▶ **ACTIVITY**:
For each line of the data that includes the word "this", copy the line.

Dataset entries
********
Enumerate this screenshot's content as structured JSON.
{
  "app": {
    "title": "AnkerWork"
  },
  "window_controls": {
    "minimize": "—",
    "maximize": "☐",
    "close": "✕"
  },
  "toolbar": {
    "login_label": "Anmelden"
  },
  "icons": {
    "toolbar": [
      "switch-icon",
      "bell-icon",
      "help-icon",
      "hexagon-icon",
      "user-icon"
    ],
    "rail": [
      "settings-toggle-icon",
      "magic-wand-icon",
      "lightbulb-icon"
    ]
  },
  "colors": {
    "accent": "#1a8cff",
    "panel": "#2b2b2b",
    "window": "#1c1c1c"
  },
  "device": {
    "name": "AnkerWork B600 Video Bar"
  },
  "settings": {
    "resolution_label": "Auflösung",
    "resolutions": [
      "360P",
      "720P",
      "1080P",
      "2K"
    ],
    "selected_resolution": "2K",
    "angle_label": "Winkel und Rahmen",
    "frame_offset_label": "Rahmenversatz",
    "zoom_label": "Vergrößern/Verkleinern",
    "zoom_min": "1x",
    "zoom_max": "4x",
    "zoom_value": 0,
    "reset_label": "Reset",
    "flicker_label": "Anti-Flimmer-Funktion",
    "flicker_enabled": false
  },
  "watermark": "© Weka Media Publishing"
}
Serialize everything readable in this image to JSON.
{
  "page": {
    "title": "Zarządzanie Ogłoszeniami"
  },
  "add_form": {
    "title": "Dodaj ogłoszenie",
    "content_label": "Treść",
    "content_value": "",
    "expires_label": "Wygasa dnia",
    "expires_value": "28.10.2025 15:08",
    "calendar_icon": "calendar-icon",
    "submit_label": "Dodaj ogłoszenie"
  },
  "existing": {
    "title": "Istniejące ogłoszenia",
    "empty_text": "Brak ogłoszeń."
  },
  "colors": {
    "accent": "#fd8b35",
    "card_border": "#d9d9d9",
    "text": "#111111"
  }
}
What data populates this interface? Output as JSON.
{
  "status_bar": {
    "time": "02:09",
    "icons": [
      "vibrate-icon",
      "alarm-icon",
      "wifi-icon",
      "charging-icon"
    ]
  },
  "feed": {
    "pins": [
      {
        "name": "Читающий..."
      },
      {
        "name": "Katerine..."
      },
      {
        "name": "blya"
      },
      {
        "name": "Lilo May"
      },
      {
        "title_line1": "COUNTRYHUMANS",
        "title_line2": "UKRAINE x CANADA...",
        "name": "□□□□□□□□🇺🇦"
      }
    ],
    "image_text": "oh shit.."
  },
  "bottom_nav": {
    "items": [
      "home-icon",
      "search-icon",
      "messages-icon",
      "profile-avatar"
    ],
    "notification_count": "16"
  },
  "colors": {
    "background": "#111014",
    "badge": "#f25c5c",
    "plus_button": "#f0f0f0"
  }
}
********
▶ **REPLY TO THE EXERCISE**:
Enumerate this screenshot's content as structured JSON.
Serialize everything readable in this image to JSON.
What data populates this interface? Output as JSON.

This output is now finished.